(TASK BRIEF):
Your answer must be every line of the data that holds the string "library".

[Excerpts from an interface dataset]
---

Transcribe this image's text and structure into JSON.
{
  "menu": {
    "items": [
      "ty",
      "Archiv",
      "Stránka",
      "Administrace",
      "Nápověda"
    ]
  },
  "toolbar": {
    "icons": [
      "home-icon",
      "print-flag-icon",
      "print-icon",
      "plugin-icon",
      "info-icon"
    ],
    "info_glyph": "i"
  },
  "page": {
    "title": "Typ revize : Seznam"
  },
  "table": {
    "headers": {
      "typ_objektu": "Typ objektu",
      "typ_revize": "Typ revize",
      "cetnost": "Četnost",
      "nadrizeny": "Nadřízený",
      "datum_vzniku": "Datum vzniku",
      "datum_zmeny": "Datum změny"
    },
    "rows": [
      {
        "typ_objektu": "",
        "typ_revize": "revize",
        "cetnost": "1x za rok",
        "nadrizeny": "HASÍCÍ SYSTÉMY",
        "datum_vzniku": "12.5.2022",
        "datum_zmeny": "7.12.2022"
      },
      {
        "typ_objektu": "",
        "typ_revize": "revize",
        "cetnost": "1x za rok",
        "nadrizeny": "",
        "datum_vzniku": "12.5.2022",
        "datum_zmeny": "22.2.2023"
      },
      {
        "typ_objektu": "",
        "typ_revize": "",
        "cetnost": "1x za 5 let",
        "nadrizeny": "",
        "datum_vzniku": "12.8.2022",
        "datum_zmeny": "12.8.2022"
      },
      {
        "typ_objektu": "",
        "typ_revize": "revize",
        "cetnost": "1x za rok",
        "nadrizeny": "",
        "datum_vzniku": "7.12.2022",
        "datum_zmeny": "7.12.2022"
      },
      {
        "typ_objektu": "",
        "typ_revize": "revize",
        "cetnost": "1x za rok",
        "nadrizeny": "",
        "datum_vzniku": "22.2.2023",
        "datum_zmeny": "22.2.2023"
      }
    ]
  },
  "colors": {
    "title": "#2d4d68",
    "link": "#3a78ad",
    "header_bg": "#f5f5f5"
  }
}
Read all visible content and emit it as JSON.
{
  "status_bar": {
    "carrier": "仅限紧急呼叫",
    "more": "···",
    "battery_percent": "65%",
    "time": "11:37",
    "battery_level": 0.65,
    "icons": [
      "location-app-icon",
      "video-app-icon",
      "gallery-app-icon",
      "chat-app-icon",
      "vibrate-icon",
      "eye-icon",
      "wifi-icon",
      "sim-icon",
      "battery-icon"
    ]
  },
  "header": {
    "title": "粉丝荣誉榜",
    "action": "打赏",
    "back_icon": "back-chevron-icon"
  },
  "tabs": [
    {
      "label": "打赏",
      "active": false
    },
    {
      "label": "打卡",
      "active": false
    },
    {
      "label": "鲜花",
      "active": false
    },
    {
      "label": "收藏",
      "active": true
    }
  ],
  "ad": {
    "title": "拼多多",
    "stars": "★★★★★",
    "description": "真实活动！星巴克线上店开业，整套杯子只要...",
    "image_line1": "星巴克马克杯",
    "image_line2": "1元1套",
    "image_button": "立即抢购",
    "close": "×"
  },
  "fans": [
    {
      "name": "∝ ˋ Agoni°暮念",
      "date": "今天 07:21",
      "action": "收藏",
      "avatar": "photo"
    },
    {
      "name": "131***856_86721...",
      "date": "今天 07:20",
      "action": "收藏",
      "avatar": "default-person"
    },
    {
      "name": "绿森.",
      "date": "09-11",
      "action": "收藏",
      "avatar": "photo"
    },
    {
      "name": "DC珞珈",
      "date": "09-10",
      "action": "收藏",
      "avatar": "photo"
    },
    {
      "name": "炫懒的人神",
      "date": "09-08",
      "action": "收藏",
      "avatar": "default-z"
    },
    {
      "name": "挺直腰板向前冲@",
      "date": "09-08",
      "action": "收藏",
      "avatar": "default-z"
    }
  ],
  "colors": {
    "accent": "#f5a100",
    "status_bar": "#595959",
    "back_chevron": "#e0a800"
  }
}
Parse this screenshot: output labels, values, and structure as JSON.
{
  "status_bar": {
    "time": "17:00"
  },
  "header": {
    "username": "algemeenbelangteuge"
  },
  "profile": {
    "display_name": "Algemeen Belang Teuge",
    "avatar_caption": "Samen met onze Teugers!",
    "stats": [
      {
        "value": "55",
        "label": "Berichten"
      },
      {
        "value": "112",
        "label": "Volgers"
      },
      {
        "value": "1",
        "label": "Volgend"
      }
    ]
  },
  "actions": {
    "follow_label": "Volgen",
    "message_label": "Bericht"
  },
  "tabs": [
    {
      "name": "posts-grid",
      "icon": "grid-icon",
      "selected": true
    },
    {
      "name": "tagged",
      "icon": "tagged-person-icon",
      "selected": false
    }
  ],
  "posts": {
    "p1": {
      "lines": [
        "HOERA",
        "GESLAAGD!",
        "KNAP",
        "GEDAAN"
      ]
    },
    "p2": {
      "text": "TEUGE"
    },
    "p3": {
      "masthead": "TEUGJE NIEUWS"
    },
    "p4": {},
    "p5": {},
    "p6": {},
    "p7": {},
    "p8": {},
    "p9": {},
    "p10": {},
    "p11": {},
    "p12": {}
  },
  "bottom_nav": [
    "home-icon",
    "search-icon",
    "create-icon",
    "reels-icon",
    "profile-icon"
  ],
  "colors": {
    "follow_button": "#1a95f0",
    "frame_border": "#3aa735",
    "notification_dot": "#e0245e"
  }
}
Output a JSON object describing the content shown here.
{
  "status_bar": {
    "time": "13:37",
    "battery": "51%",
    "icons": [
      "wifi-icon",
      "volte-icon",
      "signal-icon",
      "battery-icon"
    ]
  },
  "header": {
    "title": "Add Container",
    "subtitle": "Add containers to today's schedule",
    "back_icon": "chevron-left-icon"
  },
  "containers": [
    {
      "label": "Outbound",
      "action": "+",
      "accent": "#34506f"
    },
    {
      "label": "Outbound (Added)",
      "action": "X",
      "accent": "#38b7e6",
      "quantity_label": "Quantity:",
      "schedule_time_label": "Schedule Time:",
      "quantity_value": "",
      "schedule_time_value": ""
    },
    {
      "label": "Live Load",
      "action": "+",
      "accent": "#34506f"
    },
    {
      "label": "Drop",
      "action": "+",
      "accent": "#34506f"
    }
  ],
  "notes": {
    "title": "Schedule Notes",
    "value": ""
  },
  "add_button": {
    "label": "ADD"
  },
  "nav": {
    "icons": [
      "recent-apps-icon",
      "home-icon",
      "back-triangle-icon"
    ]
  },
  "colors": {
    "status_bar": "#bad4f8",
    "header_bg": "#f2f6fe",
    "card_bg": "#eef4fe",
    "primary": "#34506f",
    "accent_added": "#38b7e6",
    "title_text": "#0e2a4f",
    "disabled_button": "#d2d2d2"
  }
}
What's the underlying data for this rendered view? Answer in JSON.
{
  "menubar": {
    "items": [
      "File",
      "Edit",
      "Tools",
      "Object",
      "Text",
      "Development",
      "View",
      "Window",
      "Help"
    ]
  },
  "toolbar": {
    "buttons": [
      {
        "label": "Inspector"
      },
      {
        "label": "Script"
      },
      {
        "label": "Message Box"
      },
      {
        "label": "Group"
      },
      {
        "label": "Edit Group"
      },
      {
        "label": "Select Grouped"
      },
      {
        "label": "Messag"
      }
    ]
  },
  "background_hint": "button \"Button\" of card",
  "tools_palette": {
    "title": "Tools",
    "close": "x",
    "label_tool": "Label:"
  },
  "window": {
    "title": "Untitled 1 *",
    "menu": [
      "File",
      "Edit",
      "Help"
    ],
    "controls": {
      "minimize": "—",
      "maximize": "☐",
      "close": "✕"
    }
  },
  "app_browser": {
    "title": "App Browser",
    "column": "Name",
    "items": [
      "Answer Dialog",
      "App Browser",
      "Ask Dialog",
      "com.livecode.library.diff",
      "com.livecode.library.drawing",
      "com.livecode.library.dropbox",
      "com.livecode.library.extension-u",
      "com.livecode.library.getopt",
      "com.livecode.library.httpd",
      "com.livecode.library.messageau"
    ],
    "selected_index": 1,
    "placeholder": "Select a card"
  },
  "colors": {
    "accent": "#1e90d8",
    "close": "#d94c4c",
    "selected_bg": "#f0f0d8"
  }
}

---

(TASK SOLUTION):
      "com.livecode.library.diff",
      "com.livecode.library.drawing",
      "com.livecode.library.dropbox",
      "com.livecode.library.extension-u",
      "com.livecode.library.getopt",
      "com.livecode.library.httpd",
      "com.livecode.library.messageau"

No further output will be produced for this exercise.